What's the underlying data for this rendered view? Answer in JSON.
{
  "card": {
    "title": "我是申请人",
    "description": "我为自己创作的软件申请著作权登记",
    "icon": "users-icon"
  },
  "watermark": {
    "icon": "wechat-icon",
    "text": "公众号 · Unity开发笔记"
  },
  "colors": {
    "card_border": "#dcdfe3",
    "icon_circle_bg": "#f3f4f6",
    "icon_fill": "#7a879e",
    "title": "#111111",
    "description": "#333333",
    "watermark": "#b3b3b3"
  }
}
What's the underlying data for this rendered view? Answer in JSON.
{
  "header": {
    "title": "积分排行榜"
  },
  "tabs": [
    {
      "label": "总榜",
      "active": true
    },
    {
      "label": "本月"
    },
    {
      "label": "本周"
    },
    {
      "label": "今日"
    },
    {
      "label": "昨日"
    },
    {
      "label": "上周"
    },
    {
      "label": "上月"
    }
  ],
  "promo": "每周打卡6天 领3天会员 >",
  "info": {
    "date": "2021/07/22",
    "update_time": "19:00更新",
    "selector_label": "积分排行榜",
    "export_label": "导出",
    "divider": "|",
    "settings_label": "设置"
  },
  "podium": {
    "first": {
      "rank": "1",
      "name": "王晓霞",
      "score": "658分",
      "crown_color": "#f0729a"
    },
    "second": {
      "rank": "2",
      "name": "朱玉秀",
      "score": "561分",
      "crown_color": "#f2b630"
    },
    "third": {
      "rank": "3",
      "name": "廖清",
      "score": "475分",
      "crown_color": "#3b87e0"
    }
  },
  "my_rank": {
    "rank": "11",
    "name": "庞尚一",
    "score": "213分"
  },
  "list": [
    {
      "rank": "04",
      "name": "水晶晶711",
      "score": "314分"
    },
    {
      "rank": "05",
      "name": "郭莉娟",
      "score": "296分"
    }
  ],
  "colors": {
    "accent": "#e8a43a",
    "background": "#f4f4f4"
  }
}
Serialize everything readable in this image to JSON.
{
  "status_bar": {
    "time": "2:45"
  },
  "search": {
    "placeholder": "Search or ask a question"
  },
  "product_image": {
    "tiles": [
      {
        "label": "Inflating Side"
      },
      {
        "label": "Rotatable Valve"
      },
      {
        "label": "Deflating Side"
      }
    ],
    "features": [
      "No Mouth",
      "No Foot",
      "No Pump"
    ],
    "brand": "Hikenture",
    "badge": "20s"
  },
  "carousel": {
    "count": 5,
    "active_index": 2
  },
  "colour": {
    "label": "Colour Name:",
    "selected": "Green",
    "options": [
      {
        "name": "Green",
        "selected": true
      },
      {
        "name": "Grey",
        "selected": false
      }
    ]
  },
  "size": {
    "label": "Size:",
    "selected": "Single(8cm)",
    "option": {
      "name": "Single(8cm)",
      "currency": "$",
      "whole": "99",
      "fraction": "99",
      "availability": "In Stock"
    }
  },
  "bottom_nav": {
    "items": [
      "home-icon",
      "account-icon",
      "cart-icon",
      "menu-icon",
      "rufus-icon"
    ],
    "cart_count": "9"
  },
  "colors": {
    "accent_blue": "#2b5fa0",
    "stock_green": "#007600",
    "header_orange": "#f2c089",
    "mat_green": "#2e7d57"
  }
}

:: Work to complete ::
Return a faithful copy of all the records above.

:: Answer to this problem ::
What's the underlying data for this rendered view? Answer in JSON.
{
  "card": {
    "title": "我是申请人",
    "description": "我为自己创作的软件申请著作权登记",
    "icon": "users-icon"
  },
  "watermark": {
    "icon": "wechat-icon",
    "text": "公众号 · Unity开发笔记"
  },
  "colors": {
    "card_border": "#dcdfe3",
    "icon_circle_bg": "#f3f4f6",
    "icon_fill": "#7a879e",
    "title": "#111111",
    "description": "#333333",
    "watermark": "#b3b3b3"
  }
}
What's the underlying data for this rendered view? Answer in JSON.
{
  "header": {
    "title": "积分排行榜"
  },
  "tabs": [
    {
      "label": "总榜",
      "active": true
    },
    {
      "label": "本月"
    },
    {
      "label": "本周"
    },
    {
      "label": "今日"
    },
    {
      "label": "昨日"
    },
    {
      "label": "上周"
    },
    {
      "label": "上月"
    }
  ],
  "promo": "每周打卡6天 领3天会员 >",
  "info": {
    "date": "2021/07/22",
    "update_time": "19:00更新",
    "selector_label": "积分排行榜",
    "export_label": "导出",
    "divider": "|",
    "settings_label": "设置"
  },
  "podium": {
    "first": {
      "rank": "1",
      "name": "王晓霞",
      "score": "658分",
      "crown_color": "#f0729a"
    },
    "second": {
      "rank": "2",
      "name": "朱玉秀",
      "score": "561分",
      "crown_color": "#f2b630"
    },
    "third": {
      "rank": "3",
      "name": "廖清",
      "score": "475分",
      "crown_color": "#3b87e0"
    }
  },
  "my_rank": {
    "rank": "11",
    "name": "庞尚一",
    "score": "213分"
  },
  "list": [
    {
      "rank": "04",
      "name": "水晶晶711",
      "score": "314分"
    },
    {
      "rank": "05",
      "name": "郭莉娟",
      "score": "296分"
    }
  ],
  "colors": {
    "accent": "#e8a43a",
    "background": "#f4f4f4"
  }
}
Serialize everything readable in this image to JSON.
{
  "status_bar": {
    "time": "2:45"
  },
  "search": {
    "placeholder": "Search or ask a question"
  },
  "product_image": {
    "tiles": [
      {
        "label": "Inflating Side"
      },
      {
        "label": "Rotatable Valve"
      },
      {
        "label": "Deflating Side"
      }
    ],
    "features": [
      "No Mouth",
      "No Foot",
      "No Pump"
    ],
    "brand": "Hikenture",
    "badge": "20s"
  },
  "carousel": {
    "count": 5,
    "active_index": 2
  },
  "colour": {
    "label": "Colour Name:",
    "selected": "Green",
    "options": [
      {
        "name": "Green",
        "selected": true
      },
      {
        "name": "Grey",
        "selected": false
      }
    ]
  },
  "size": {
    "label": "Size:",
    "selected": "Single(8cm)",
    "option": {
      "name": "Single(8cm)",
      "currency": "$",
      "whole": "99",
      "fraction": "99",
      "availability": "In Stock"
    }
  },
  "bottom_nav": {
    "items": [
      "home-icon",
      "account-icon",
      "cart-icon",
      "menu-icon",
      "rufus-icon"
    ],
    "cart_count": "9"
  },
  "colors": {
    "accent_blue": "#2b5fa0",
    "stock_green": "#007600",
    "header_orange": "#f2c089",
    "mat_green": "#2e7d57"
  }
}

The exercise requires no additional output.